Segment Start: RECORDS SHOWN

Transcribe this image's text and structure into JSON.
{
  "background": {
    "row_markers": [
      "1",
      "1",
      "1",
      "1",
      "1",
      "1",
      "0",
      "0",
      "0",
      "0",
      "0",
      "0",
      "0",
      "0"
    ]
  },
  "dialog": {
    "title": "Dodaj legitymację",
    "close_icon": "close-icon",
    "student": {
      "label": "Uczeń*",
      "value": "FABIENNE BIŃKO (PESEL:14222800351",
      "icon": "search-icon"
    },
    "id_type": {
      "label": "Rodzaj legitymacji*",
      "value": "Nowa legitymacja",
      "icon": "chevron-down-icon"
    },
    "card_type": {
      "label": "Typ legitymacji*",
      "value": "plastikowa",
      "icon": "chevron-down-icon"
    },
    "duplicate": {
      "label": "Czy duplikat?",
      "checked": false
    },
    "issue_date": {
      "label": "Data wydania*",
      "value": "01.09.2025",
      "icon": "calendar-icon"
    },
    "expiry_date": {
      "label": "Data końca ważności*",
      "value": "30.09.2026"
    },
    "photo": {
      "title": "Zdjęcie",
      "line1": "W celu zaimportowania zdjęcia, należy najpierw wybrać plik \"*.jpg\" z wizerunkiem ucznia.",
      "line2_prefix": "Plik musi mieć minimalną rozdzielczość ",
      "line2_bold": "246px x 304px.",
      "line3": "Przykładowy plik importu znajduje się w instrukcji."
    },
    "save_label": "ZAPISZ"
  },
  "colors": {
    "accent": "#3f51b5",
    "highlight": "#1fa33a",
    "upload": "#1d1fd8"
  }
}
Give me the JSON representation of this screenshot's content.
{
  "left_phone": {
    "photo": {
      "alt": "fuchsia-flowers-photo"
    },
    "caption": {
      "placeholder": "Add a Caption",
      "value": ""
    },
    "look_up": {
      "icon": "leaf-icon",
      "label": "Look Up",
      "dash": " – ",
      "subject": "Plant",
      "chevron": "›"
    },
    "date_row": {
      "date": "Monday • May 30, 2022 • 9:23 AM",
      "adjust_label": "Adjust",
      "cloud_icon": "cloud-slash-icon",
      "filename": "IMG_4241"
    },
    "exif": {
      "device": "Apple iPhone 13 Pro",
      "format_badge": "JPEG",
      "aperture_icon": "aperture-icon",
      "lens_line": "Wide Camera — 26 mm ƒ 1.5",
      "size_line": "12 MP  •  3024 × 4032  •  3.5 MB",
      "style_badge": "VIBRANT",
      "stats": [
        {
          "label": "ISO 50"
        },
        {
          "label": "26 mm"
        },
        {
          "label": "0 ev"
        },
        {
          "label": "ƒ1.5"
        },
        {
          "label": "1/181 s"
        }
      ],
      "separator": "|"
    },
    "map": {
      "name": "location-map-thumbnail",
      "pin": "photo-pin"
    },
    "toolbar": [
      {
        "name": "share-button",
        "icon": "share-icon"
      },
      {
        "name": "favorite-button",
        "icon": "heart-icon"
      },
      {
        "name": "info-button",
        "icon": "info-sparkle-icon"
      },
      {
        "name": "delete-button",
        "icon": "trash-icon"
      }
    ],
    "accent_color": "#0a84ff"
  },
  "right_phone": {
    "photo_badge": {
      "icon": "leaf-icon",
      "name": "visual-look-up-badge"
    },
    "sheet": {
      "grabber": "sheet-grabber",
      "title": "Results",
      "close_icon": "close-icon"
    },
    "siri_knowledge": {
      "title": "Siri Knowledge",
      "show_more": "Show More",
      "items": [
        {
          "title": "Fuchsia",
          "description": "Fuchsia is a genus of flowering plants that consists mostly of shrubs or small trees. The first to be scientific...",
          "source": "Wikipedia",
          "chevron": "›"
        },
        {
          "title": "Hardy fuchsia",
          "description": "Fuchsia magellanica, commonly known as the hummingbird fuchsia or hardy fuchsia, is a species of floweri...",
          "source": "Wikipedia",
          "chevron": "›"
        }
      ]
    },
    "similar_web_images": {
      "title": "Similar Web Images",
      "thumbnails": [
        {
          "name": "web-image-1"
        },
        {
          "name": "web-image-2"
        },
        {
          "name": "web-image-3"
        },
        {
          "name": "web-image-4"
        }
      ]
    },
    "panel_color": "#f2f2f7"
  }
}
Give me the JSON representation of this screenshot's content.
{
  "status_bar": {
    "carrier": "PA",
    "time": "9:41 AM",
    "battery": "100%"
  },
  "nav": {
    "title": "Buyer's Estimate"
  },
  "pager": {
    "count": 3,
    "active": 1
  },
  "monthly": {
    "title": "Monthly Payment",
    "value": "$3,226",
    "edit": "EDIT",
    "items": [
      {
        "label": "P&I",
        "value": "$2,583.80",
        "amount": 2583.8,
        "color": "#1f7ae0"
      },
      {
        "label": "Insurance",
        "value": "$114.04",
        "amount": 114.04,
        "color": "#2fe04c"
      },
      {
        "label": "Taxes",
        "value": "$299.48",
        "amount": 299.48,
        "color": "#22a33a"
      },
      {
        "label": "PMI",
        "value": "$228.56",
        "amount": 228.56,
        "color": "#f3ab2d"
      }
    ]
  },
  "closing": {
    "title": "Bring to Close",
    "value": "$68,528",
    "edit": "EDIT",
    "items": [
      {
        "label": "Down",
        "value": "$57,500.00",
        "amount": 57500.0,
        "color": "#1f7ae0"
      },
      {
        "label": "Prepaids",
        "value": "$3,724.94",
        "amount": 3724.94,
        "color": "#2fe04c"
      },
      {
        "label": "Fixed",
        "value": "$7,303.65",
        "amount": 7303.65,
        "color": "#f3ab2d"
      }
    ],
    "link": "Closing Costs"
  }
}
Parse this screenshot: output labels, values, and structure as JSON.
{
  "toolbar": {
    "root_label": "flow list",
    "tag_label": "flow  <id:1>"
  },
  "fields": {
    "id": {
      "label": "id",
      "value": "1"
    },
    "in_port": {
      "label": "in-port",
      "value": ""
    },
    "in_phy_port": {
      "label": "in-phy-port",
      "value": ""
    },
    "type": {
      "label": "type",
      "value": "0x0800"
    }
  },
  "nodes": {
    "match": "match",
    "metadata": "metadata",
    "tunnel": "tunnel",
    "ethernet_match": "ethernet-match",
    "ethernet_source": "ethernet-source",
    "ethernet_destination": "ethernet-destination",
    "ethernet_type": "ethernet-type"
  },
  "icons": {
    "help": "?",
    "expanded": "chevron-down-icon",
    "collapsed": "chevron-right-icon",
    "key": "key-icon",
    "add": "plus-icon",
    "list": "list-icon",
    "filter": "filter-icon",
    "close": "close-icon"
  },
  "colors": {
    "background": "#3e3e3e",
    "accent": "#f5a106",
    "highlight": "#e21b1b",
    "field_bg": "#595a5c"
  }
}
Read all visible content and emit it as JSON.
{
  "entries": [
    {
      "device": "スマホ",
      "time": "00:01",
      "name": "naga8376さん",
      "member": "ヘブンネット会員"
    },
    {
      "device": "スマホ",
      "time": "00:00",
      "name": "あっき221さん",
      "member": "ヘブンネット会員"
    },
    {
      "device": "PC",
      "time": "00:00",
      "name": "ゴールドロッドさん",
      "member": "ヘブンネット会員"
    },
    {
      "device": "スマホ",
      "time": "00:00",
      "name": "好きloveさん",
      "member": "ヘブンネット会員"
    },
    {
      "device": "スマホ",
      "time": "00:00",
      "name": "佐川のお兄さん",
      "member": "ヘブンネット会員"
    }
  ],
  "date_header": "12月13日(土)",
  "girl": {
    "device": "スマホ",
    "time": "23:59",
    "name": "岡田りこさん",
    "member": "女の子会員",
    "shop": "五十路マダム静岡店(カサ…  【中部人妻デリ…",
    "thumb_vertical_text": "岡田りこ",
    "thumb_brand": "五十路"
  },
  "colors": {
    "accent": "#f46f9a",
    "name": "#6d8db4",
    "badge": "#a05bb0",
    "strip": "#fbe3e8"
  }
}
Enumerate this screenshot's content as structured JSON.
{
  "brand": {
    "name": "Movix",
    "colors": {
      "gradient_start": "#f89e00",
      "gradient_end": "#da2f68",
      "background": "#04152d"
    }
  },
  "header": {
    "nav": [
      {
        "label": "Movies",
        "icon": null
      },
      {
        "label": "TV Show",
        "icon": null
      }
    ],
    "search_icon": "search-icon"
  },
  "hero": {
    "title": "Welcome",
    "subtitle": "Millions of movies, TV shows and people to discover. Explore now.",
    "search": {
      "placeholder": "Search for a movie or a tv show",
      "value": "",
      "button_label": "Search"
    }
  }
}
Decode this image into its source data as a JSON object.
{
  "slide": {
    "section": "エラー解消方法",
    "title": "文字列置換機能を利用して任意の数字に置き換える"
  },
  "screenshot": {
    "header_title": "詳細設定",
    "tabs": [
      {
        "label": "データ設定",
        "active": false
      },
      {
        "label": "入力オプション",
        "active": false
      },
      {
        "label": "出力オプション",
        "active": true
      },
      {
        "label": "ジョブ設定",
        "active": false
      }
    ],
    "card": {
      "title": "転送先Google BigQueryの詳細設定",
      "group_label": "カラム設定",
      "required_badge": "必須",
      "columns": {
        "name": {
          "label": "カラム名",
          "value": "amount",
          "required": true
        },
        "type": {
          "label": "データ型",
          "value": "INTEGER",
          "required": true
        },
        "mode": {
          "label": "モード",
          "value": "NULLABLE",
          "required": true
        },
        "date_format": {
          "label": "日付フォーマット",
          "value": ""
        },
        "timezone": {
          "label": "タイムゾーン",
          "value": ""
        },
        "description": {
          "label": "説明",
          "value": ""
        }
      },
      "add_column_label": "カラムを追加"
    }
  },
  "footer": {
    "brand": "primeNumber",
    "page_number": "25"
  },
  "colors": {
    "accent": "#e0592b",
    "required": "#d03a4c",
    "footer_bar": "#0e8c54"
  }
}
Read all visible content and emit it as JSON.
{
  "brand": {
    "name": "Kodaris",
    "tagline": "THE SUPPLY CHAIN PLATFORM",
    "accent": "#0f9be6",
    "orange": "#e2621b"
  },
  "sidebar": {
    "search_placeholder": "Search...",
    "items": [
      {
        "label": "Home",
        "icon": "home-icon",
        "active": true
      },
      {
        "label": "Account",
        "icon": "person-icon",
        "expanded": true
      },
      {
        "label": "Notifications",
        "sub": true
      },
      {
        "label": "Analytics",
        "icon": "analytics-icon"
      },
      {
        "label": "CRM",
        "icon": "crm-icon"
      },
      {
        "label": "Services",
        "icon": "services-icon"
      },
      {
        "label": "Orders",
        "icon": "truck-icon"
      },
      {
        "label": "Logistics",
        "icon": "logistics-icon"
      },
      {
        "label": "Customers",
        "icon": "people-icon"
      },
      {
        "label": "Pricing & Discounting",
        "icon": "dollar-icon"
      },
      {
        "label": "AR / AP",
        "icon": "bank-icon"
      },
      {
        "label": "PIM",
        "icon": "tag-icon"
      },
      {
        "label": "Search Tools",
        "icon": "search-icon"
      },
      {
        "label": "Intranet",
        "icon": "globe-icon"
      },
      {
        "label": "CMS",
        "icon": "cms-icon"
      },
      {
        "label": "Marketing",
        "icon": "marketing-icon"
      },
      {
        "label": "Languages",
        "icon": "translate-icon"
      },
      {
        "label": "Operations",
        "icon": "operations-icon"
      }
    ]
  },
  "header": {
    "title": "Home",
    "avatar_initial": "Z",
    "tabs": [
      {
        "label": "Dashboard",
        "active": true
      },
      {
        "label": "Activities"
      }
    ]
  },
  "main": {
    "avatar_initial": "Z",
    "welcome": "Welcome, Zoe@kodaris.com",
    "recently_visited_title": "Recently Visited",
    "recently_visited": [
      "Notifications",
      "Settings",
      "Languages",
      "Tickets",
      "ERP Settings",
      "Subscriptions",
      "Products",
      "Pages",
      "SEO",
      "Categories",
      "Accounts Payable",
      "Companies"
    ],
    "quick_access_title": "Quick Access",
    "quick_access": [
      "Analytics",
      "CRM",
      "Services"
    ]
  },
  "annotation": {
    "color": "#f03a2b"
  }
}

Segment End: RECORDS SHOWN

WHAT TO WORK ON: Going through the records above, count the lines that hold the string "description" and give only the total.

ANSWER TO THIS EXERCISE: 3